— Exercise brief —
Output all of the data exactly, keeping any images out of the copy.

— Exercise inputs —
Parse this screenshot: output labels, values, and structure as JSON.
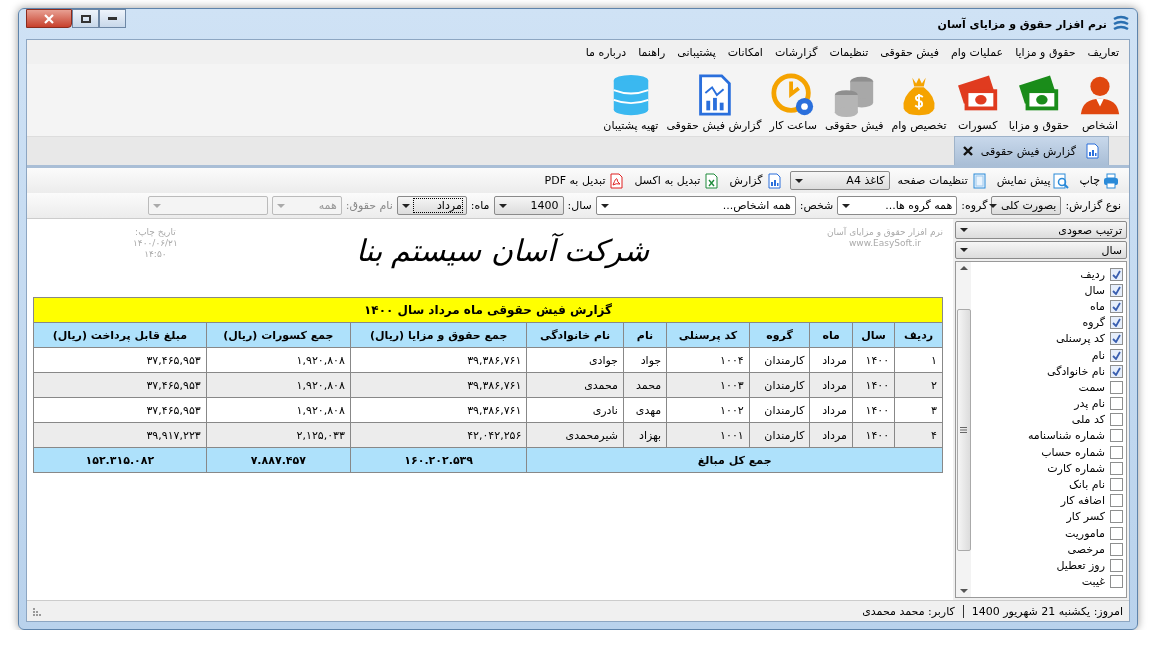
{
  "window": {
    "title": "نرم افزار حقوق و مزایای آسان"
  },
  "menu": [
    "تعاریف",
    "حقوق و مزایا",
    "عملیات وام",
    "فیش حقوقی",
    "تنظیمات",
    "گزارشات",
    "امکانات",
    "پشتیبانی",
    "راهنما",
    "درباره ما"
  ],
  "ribbon": [
    {
      "label": "اشخاص",
      "kind": "person"
    },
    {
      "label": "حقوق و مزایا",
      "kind": "money_green"
    },
    {
      "label": "کسورات",
      "kind": "money_red"
    },
    {
      "label": "تخصیص وام",
      "kind": "bag"
    },
    {
      "label": "فیش حقوقی",
      "kind": "coins"
    },
    {
      "label": "ساعت کار",
      "kind": "clock"
    },
    {
      "label": "گزارش فیش حقوقی",
      "kind": "report"
    },
    {
      "label": "تهیه پشتیبان",
      "kind": "database"
    }
  ],
  "tabs": [
    {
      "label": "گزارش فیش حقوقی",
      "selected": true
    }
  ],
  "toolbar": [
    {
      "label": "چاپ",
      "kind": "print"
    },
    {
      "label": "پیش نمایش",
      "kind": "preview"
    },
    {
      "label": "تنظیمات صفحه",
      "kind": "page"
    },
    {
      "label": "کاغذ A4",
      "kind": "combo"
    },
    {
      "label": "گزارش",
      "kind": "report"
    },
    {
      "label": "تبدیل به اکسل",
      "kind": "excel"
    },
    {
      "label": "تبدیل به PDF",
      "kind": "pdf"
    }
  ],
  "filters": [
    {
      "label": "نوع گزارش:",
      "value": "بصورت کلی",
      "kind": "combo",
      "disabled": false,
      "focused": false
    },
    {
      "label": "گروه:",
      "value": "همه گروه ها...",
      "kind": "wide",
      "disabled": false,
      "focused": false
    },
    {
      "label": "شخص:",
      "value": "همه اشخاص...",
      "kind": "wider",
      "disabled": false,
      "focused": false
    },
    {
      "label": "سال:",
      "value": "1400",
      "kind": "combo",
      "disabled": false,
      "focused": false
    },
    {
      "label": "ماه:",
      "value": "مرداد",
      "kind": "combo",
      "disabled": false,
      "focused": true
    },
    {
      "label": "نام حقوق:",
      "value": "همه",
      "kind": "combo",
      "disabled": true,
      "focused": false
    },
    {
      "kind": "wide",
      "disabled": true,
      "focused": false
    }
  ],
  "report": {
    "software_note": [
      "نرم افزار حقوق و مزایای آسان",
      "www.EasySoft.ir"
    ],
    "company": "شرکت آسان سیستم بنا",
    "print_date": [
      "تاریخ چاپ:",
      "۱۴۰۰/۰۶/۲۱",
      "۱۴:۵۰"
    ],
    "table": {
      "title": "گزارش فیش حقوقی ماه مرداد سال ۱۴۰۰",
      "columns": [
        "ردیف",
        "سال",
        "ماه",
        "گروه",
        "کد پرسنلی",
        "نام",
        "نام خانوادگی",
        "جمع حقوق و مزایا (ریال)",
        "جمع کسورات (ریال)",
        "مبلغ قابل پرداخت (ریال)"
      ],
      "rows": [
        [
          "۱",
          "۱۴۰۰",
          "مرداد",
          "کارمندان",
          "۱۰۰۴",
          "جواد",
          "جوادی",
          "۳۹,۳۸۶,۷۶۱",
          "۱,۹۲۰,۸۰۸",
          "۳۷,۴۶۵,۹۵۳"
        ],
        [
          "۲",
          "۱۴۰۰",
          "مرداد",
          "کارمندان",
          "۱۰۰۳",
          "محمد",
          "محمدی",
          "۳۹,۳۸۶,۷۶۱",
          "۱,۹۲۰,۸۰۸",
          "۳۷,۴۶۵,۹۵۳"
        ],
        [
          "۳",
          "۱۴۰۰",
          "مرداد",
          "کارمندان",
          "۱۰۰۲",
          "مهدی",
          "نادری",
          "۳۹,۳۸۶,۷۶۱",
          "۱,۹۲۰,۸۰۸",
          "۳۷,۴۶۵,۹۵۳"
        ],
        [
          "۴",
          "۱۴۰۰",
          "مرداد",
          "کارمندان",
          "۱۰۰۱",
          "بهزاد",
          "شیرمحمدی",
          "۴۲,۰۴۲,۲۵۶",
          "۲,۱۲۵,۰۳۳",
          "۳۹,۹۱۷,۲۲۳"
        ]
      ],
      "total_label": "جمع کل مبالغ",
      "totals": [
        "۱۶۰.۲۰۲.۵۳۹",
        "۷.۸۸۷.۴۵۷",
        "۱۵۲.۳۱۵.۰۸۲"
      ]
    }
  },
  "side_panel": {
    "sort": "ترتیب صعودی",
    "group_by": "سال",
    "fields": [
      {
        "label": "ردیف",
        "checked": true
      },
      {
        "label": "سال",
        "checked": true
      },
      {
        "label": "ماه",
        "checked": true
      },
      {
        "label": "گروه",
        "checked": true
      },
      {
        "label": "کد پرسنلی",
        "checked": true
      },
      {
        "label": "نام",
        "checked": true
      },
      {
        "label": "نام خانوادگی",
        "checked": true
      },
      {
        "label": "سمت",
        "checked": false
      },
      {
        "label": "نام پدر",
        "checked": false
      },
      {
        "label": "کد ملی",
        "checked": false
      },
      {
        "label": "شماره شناسنامه",
        "checked": false
      },
      {
        "label": "شماره حساب",
        "checked": false
      },
      {
        "label": "شماره کارت",
        "checked": false
      },
      {
        "label": "نام بانک",
        "checked": false
      },
      {
        "label": "اضافه کار",
        "checked": false
      },
      {
        "label": "کسر کار",
        "checked": false
      },
      {
        "label": "ماموریت",
        "checked": false
      },
      {
        "label": "مرخصی",
        "checked": false
      },
      {
        "label": "روز تعطیل",
        "checked": false
      },
      {
        "label": "غیبت",
        "checked": false
      }
    ]
  },
  "status_bar": {
    "today": "امروز: یکشنبه 21 شهریور 1400",
    "user": "کاربر: محمد محمدی"
  }
}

— Reply to the exercise —
Parse this screenshot: output labels, values, and structure as JSON.
{
  "window": {
    "title": "نرم افزار حقوق و مزایای آسان"
  },
  "menu": [
    "تعاریف",
    "حقوق و مزایا",
    "عملیات وام",
    "فیش حقوقی",
    "تنظیمات",
    "گزارشات",
    "امکانات",
    "پشتیبانی",
    "راهنما",
    "درباره ما"
  ],
  "ribbon": [
    {
      "label": "اشخاص",
      "kind": "person"
    },
    {
      "label": "حقوق و مزایا",
      "kind": "money_green"
    },
    {
      "label": "کسورات",
      "kind": "money_red"
    },
    {
      "label": "تخصیص وام",
      "kind": "bag"
    },
    {
      "label": "فیش حقوقی",
      "kind": "coins"
    },
    {
      "label": "ساعت کار",
      "kind": "clock"
    },
    {
      "label": "گزارش فیش حقوقی",
      "kind": "report"
    },
    {
      "label": "تهیه پشتیبان",
      "kind": "database"
    }
  ],
  "tabs": [
    {
      "label": "گزارش فیش حقوقی",
      "selected": true
    }
  ],
  "toolbar": [
    {
      "label": "چاپ",
      "kind": "print"
    },
    {
      "label": "پیش نمایش",
      "kind": "preview"
    },
    {
      "label": "تنظیمات صفحه",
      "kind": "page"
    },
    {
      "label": "کاغذ A4",
      "kind": "combo"
    },
    {
      "label": "گزارش",
      "kind": "report"
    },
    {
      "label": "تبدیل به اکسل",
      "kind": "excel"
    },
    {
      "label": "تبدیل به PDF",
      "kind": "pdf"
    }
  ],
  "filters": [
    {
      "label": "نوع گزارش:",
      "value": "بصورت کلی",
      "kind": "combo",
      "disabled": false,
      "focused": false
    },
    {
      "label": "گروه:",
      "value": "همه گروه ها...",
      "kind": "wide",
      "disabled": false,
      "focused": false
    },
    {
      "label": "شخص:",
      "value": "همه اشخاص...",
      "kind": "wider",
      "disabled": false,
      "focused": false
    },
    {
      "label": "سال:",
      "value": "1400",
      "kind": "combo",
      "disabled": false,
      "focused": false
    },
    {
      "label": "ماه:",
      "value": "مرداد",
      "kind": "combo",
      "disabled": false,
      "focused": true
    },
    {
      "label": "نام حقوق:",
      "value": "همه",
      "kind": "combo",
      "disabled": true,
      "focused": false
    },
    {
      "kind": "wide",
      "disabled": true,
      "focused": false
    }
  ],
  "report": {
    "software_note": [
      "نرم افزار حقوق و مزایای آسان",
      "www.EasySoft.ir"
    ],
    "company": "شرکت آسان سیستم بنا",
    "print_date": [
      "تاریخ چاپ:",
      "۱۴۰۰/۰۶/۲۱",
      "۱۴:۵۰"
    ],
    "table": {
      "title": "گزارش فیش حقوقی ماه مرداد سال ۱۴۰۰",
      "columns": [
        "ردیف",
        "سال",
        "ماه",
        "گروه",
        "کد پرسنلی",
        "نام",
        "نام خانوادگی",
        "جمع حقوق و مزایا (ریال)",
        "جمع کسورات (ریال)",
        "مبلغ قابل پرداخت (ریال)"
      ],
      "rows": [
        [
          "۱",
          "۱۴۰۰",
          "مرداد",
          "کارمندان",
          "۱۰۰۴",
          "جواد",
          "جوادی",
          "۳۹,۳۸۶,۷۶۱",
          "۱,۹۲۰,۸۰۸",
          "۳۷,۴۶۵,۹۵۳"
        ],
        [
          "۲",
          "۱۴۰۰",
          "مرداد",
          "کارمندان",
          "۱۰۰۳",
          "محمد",
          "محمدی",
          "۳۹,۳۸۶,۷۶۱",
          "۱,۹۲۰,۸۰۸",
          "۳۷,۴۶۵,۹۵۳"
        ],
        [
          "۳",
          "۱۴۰۰",
          "مرداد",
          "کارمندان",
          "۱۰۰۲",
          "مهدی",
          "نادری",
          "۳۹,۳۸۶,۷۶۱",
          "۱,۹۲۰,۸۰۸",
          "۳۷,۴۶۵,۹۵۳"
        ],
        [
          "۴",
          "۱۴۰۰",
          "مرداد",
          "کارمندان",
          "۱۰۰۱",
          "بهزاد",
          "شیرمحمدی",
          "۴۲,۰۴۲,۲۵۶",
          "۲,۱۲۵,۰۳۳",
          "۳۹,۹۱۷,۲۲۳"
        ]
      ],
      "total_label": "جمع کل مبالغ",
      "totals": [
        "۱۶۰.۲۰۲.۵۳۹",
        "۷.۸۸۷.۴۵۷",
        "۱۵۲.۳۱۵.۰۸۲"
      ]
    }
  },
  "side_panel": {
    "sort": "ترتیب صعودی",
    "group_by": "سال",
    "fields": [
      {
        "label": "ردیف",
        "checked": true
      },
      {
        "label": "سال",
        "checked": true
      },
      {
        "label": "ماه",
        "checked": true
      },
      {
        "label": "گروه",
        "checked": true
      },
      {
        "label": "کد پرسنلی",
        "checked": true
      },
      {
        "label": "نام",
        "checked": true
      },
      {
        "label": "نام خانوادگی",
        "checked": true
      },
      {
        "label": "سمت",
        "checked": false
      },
      {
        "label": "نام پدر",
        "checked": false
      },
      {
        "label": "کد ملی",
        "checked": false
      },
      {
        "label": "شماره شناسنامه",
        "checked": false
      },
      {
        "label": "شماره حساب",
        "checked": false
      },
      {
        "label": "شماره کارت",
        "checked": false
      },
      {
        "label": "نام بانک",
        "checked": false
      },
      {
        "label": "اضافه کار",
        "checked": false
      },
      {
        "label": "کسر کار",
        "checked": false
      },
      {
        "label": "ماموریت",
        "checked": false
      },
      {
        "label": "مرخصی",
        "checked": false
      },
      {
        "label": "روز تعطیل",
        "checked": false
      },
      {
        "label": "غیبت",
        "checked": false
      }
    ]
  },
  "status_bar": {
    "today": "امروز: یکشنبه 21 شهریور 1400",
    "user": "کاربر: محمد محمدی"
  }
}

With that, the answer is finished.